Dataset rows describing interfaces:
========

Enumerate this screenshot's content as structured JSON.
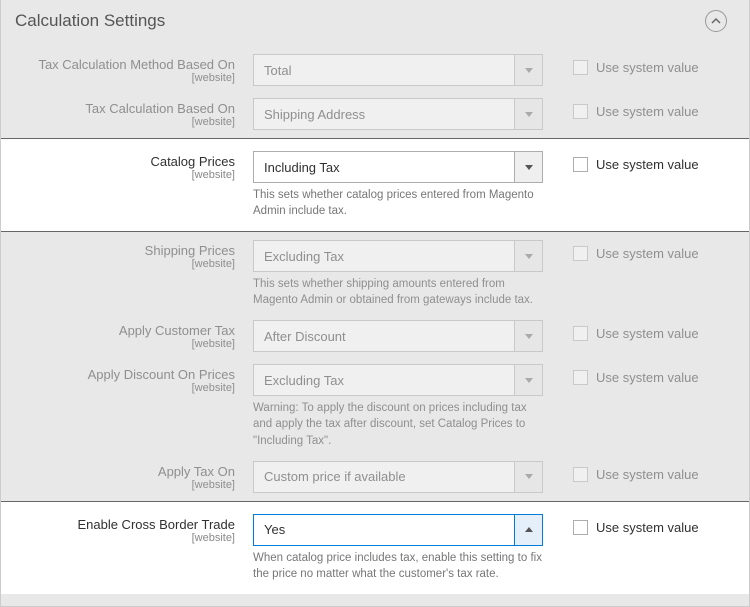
{
  "section": {
    "title": "Calculation Settings"
  },
  "common": {
    "scope": "[website]",
    "use_system_value": "Use system value"
  },
  "fields": {
    "method": {
      "label": "Tax Calculation Method Based On",
      "value": "Total"
    },
    "based_on": {
      "label": "Tax Calculation Based On",
      "value": "Shipping Address"
    },
    "catalog": {
      "label": "Catalog Prices",
      "value": "Including Tax",
      "hint": "This sets whether catalog prices entered from Magento Admin include tax."
    },
    "shipping": {
      "label": "Shipping Prices",
      "value": "Excluding Tax",
      "hint": "This sets whether shipping amounts entered from Magento Admin or obtained from gateways include tax."
    },
    "customer_tax": {
      "label": "Apply Customer Tax",
      "value": "After Discount"
    },
    "discount": {
      "label": "Apply Discount On Prices",
      "value": "Excluding Tax",
      "hint": "Warning: To apply the discount on prices including tax and apply the tax after discount, set Catalog Prices to \"Including Tax\"."
    },
    "apply_on": {
      "label": "Apply Tax On",
      "value": "Custom price if available"
    },
    "cross_border": {
      "label": "Enable Cross Border Trade",
      "value": "Yes",
      "hint": "When catalog price includes tax, enable this setting to fix the price no matter what the customer's tax rate."
    }
  }
}
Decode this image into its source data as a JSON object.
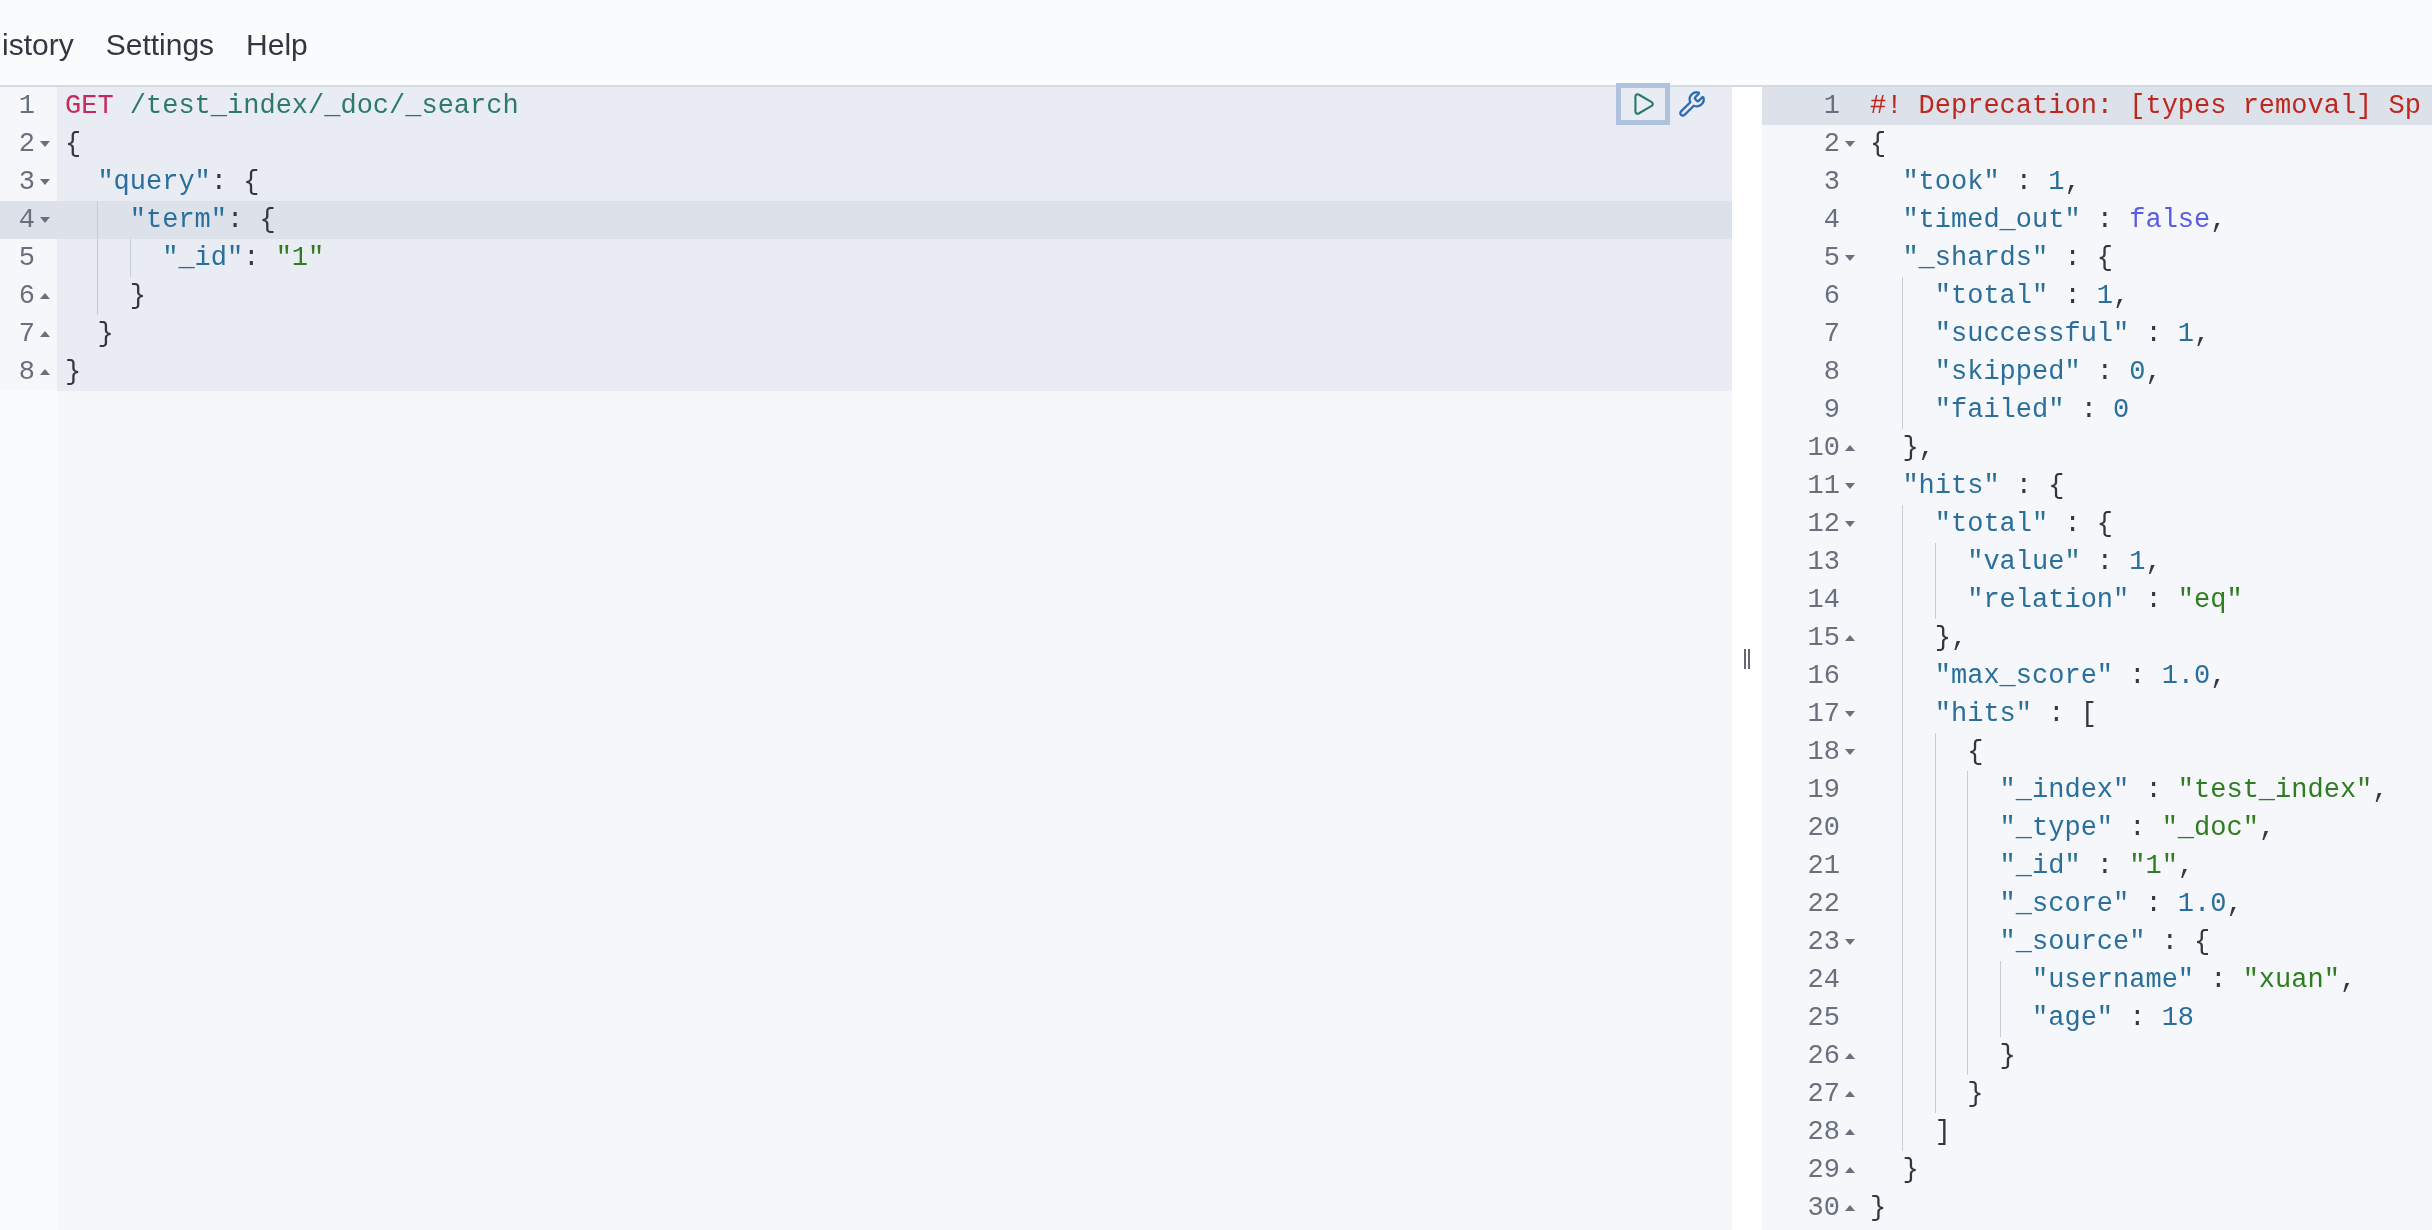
{
  "menu": [
    {
      "label": "istory"
    },
    {
      "label": "Settings"
    },
    {
      "label": "Help"
    }
  ],
  "request_editor": {
    "lines": [
      {
        "number": "1",
        "fold_start": false,
        "fold_end": false,
        "active": false,
        "highlighted": true,
        "tokens": [
          {
            "kind": "method",
            "text": "GET"
          },
          {
            "kind": "path",
            "text": " /test_index/_doc/_search"
          }
        ]
      },
      {
        "number": "2",
        "fold_start": true,
        "fold_end": false,
        "active": false,
        "highlighted": true,
        "tokens": [
          {
            "kind": "punct",
            "text": "{"
          }
        ]
      },
      {
        "number": "3",
        "fold_start": true,
        "fold_end": false,
        "active": false,
        "highlighted": true,
        "tokens": [
          {
            "kind": "key",
            "text": "  \"query\""
          },
          {
            "kind": "punct",
            "text": ": {"
          }
        ]
      },
      {
        "number": "4",
        "fold_start": true,
        "fold_end": false,
        "active": true,
        "highlighted": true,
        "tokens": [
          {
            "kind": "key",
            "text": "    \"term\""
          },
          {
            "kind": "punct",
            "text": ": {"
          }
        ]
      },
      {
        "number": "5",
        "fold_start": false,
        "fold_end": false,
        "active": false,
        "highlighted": true,
        "tokens": [
          {
            "kind": "key",
            "text": "      \"_id\""
          },
          {
            "kind": "punct",
            "text": ": "
          },
          {
            "kind": "string",
            "text": "\"1\""
          }
        ]
      },
      {
        "number": "6",
        "fold_start": false,
        "fold_end": true,
        "active": false,
        "highlighted": true,
        "tokens": [
          {
            "kind": "punct",
            "text": "    }"
          }
        ]
      },
      {
        "number": "7",
        "fold_start": false,
        "fold_end": true,
        "active": false,
        "highlighted": true,
        "tokens": [
          {
            "kind": "punct",
            "text": "  }"
          }
        ]
      },
      {
        "number": "8",
        "fold_start": false,
        "fold_end": true,
        "active": false,
        "highlighted": true,
        "tokens": [
          {
            "kind": "punct",
            "text": "}"
          }
        ]
      }
    ]
  },
  "response_viewer": {
    "lines": [
      {
        "number": "1",
        "fold_start": false,
        "fold_end": false,
        "active": true,
        "tokens": [
          {
            "kind": "comment",
            "text": "#! Deprecation: [types removal] Sp"
          }
        ]
      },
      {
        "number": "2",
        "fold_start": true,
        "fold_end": false,
        "active": false,
        "tokens": [
          {
            "kind": "punct",
            "text": "{"
          }
        ]
      },
      {
        "number": "3",
        "fold_start": false,
        "fold_end": false,
        "active": false,
        "tokens": [
          {
            "kind": "key",
            "text": "  \"took\""
          },
          {
            "kind": "punct",
            "text": " : "
          },
          {
            "kind": "number",
            "text": "1"
          },
          {
            "kind": "punct",
            "text": ","
          }
        ]
      },
      {
        "number": "4",
        "fold_start": false,
        "fold_end": false,
        "active": false,
        "tokens": [
          {
            "kind": "key",
            "text": "  \"timed_out\""
          },
          {
            "kind": "punct",
            "text": " : "
          },
          {
            "kind": "boolean",
            "text": "false"
          },
          {
            "kind": "punct",
            "text": ","
          }
        ]
      },
      {
        "number": "5",
        "fold_start": true,
        "fold_end": false,
        "active": false,
        "tokens": [
          {
            "kind": "key",
            "text": "  \"_shards\""
          },
          {
            "kind": "punct",
            "text": " : {"
          }
        ]
      },
      {
        "number": "6",
        "fold_start": false,
        "fold_end": false,
        "active": false,
        "tokens": [
          {
            "kind": "key",
            "text": "    \"total\""
          },
          {
            "kind": "punct",
            "text": " : "
          },
          {
            "kind": "number",
            "text": "1"
          },
          {
            "kind": "punct",
            "text": ","
          }
        ]
      },
      {
        "number": "7",
        "fold_start": false,
        "fold_end": false,
        "active": false,
        "tokens": [
          {
            "kind": "key",
            "text": "    \"successful\""
          },
          {
            "kind": "punct",
            "text": " : "
          },
          {
            "kind": "number",
            "text": "1"
          },
          {
            "kind": "punct",
            "text": ","
          }
        ]
      },
      {
        "number": "8",
        "fold_start": false,
        "fold_end": false,
        "active": false,
        "tokens": [
          {
            "kind": "key",
            "text": "    \"skipped\""
          },
          {
            "kind": "punct",
            "text": " : "
          },
          {
            "kind": "number",
            "text": "0"
          },
          {
            "kind": "punct",
            "text": ","
          }
        ]
      },
      {
        "number": "9",
        "fold_start": false,
        "fold_end": false,
        "active": false,
        "tokens": [
          {
            "kind": "key",
            "text": "    \"failed\""
          },
          {
            "kind": "punct",
            "text": " : "
          },
          {
            "kind": "number",
            "text": "0"
          }
        ]
      },
      {
        "number": "10",
        "fold_start": false,
        "fold_end": true,
        "active": false,
        "tokens": [
          {
            "kind": "punct",
            "text": "  },"
          }
        ]
      },
      {
        "number": "11",
        "fold_start": true,
        "fold_end": false,
        "active": false,
        "tokens": [
          {
            "kind": "key",
            "text": "  \"hits\""
          },
          {
            "kind": "punct",
            "text": " : {"
          }
        ]
      },
      {
        "number": "12",
        "fold_start": true,
        "fold_end": false,
        "active": false,
        "tokens": [
          {
            "kind": "key",
            "text": "    \"total\""
          },
          {
            "kind": "punct",
            "text": " : {"
          }
        ]
      },
      {
        "number": "13",
        "fold_start": false,
        "fold_end": false,
        "active": false,
        "tokens": [
          {
            "kind": "key",
            "text": "      \"value\""
          },
          {
            "kind": "punct",
            "text": " : "
          },
          {
            "kind": "number",
            "text": "1"
          },
          {
            "kind": "punct",
            "text": ","
          }
        ]
      },
      {
        "number": "14",
        "fold_start": false,
        "fold_end": false,
        "active": false,
        "tokens": [
          {
            "kind": "key",
            "text": "      \"relation\""
          },
          {
            "kind": "punct",
            "text": " : "
          },
          {
            "kind": "string",
            "text": "\"eq\""
          }
        ]
      },
      {
        "number": "15",
        "fold_start": false,
        "fold_end": true,
        "active": false,
        "tokens": [
          {
            "kind": "punct",
            "text": "    },"
          }
        ]
      },
      {
        "number": "16",
        "fold_start": false,
        "fold_end": false,
        "active": false,
        "tokens": [
          {
            "kind": "key",
            "text": "    \"max_score\""
          },
          {
            "kind": "punct",
            "text": " : "
          },
          {
            "kind": "number",
            "text": "1.0"
          },
          {
            "kind": "punct",
            "text": ","
          }
        ]
      },
      {
        "number": "17",
        "fold_start": true,
        "fold_end": false,
        "active": false,
        "tokens": [
          {
            "kind": "key",
            "text": "    \"hits\""
          },
          {
            "kind": "punct",
            "text": " : ["
          }
        ]
      },
      {
        "number": "18",
        "fold_start": true,
        "fold_end": false,
        "active": false,
        "tokens": [
          {
            "kind": "punct",
            "text": "      {"
          }
        ]
      },
      {
        "number": "19",
        "fold_start": false,
        "fold_end": false,
        "active": false,
        "tokens": [
          {
            "kind": "key",
            "text": "        \"_index\""
          },
          {
            "kind": "punct",
            "text": " : "
          },
          {
            "kind": "string",
            "text": "\"test_index\""
          },
          {
            "kind": "punct",
            "text": ","
          }
        ]
      },
      {
        "number": "20",
        "fold_start": false,
        "fold_end": false,
        "active": false,
        "tokens": [
          {
            "kind": "key",
            "text": "        \"_type\""
          },
          {
            "kind": "punct",
            "text": " : "
          },
          {
            "kind": "string",
            "text": "\"_doc\""
          },
          {
            "kind": "punct",
            "text": ","
          }
        ]
      },
      {
        "number": "21",
        "fold_start": false,
        "fold_end": false,
        "active": false,
        "tokens": [
          {
            "kind": "key",
            "text": "        \"_id\""
          },
          {
            "kind": "punct",
            "text": " : "
          },
          {
            "kind": "string",
            "text": "\"1\""
          },
          {
            "kind": "punct",
            "text": ","
          }
        ]
      },
      {
        "number": "22",
        "fold_start": false,
        "fold_end": false,
        "active": false,
        "tokens": [
          {
            "kind": "key",
            "text": "        \"_score\""
          },
          {
            "kind": "punct",
            "text": " : "
          },
          {
            "kind": "number",
            "text": "1.0"
          },
          {
            "kind": "punct",
            "text": ","
          }
        ]
      },
      {
        "number": "23",
        "fold_start": true,
        "fold_end": false,
        "active": false,
        "tokens": [
          {
            "kind": "key",
            "text": "        \"_source\""
          },
          {
            "kind": "punct",
            "text": " : {"
          }
        ]
      },
      {
        "number": "24",
        "fold_start": false,
        "fold_end": false,
        "active": false,
        "tokens": [
          {
            "kind": "key",
            "text": "          \"username\""
          },
          {
            "kind": "punct",
            "text": " : "
          },
          {
            "kind": "string",
            "text": "\"xuan\""
          },
          {
            "kind": "punct",
            "text": ","
          }
        ]
      },
      {
        "number": "25",
        "fold_start": false,
        "fold_end": false,
        "active": false,
        "tokens": [
          {
            "kind": "key",
            "text": "          \"age\""
          },
          {
            "kind": "punct",
            "text": " : "
          },
          {
            "kind": "number",
            "text": "18"
          }
        ]
      },
      {
        "number": "26",
        "fold_start": false,
        "fold_end": true,
        "active": false,
        "tokens": [
          {
            "kind": "punct",
            "text": "        }"
          }
        ]
      },
      {
        "number": "27",
        "fold_start": false,
        "fold_end": true,
        "active": false,
        "tokens": [
          {
            "kind": "punct",
            "text": "      }"
          }
        ]
      },
      {
        "number": "28",
        "fold_start": false,
        "fold_end": true,
        "active": false,
        "tokens": [
          {
            "kind": "punct",
            "text": "    ]"
          }
        ]
      },
      {
        "number": "29",
        "fold_start": false,
        "fold_end": true,
        "active": false,
        "tokens": [
          {
            "kind": "punct",
            "text": "  }"
          }
        ]
      },
      {
        "number": "30",
        "fold_start": false,
        "fold_end": true,
        "active": false,
        "tokens": [
          {
            "kind": "punct",
            "text": "}"
          }
        ]
      }
    ]
  }
}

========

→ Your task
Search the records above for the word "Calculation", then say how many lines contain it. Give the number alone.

→ Result of this task
3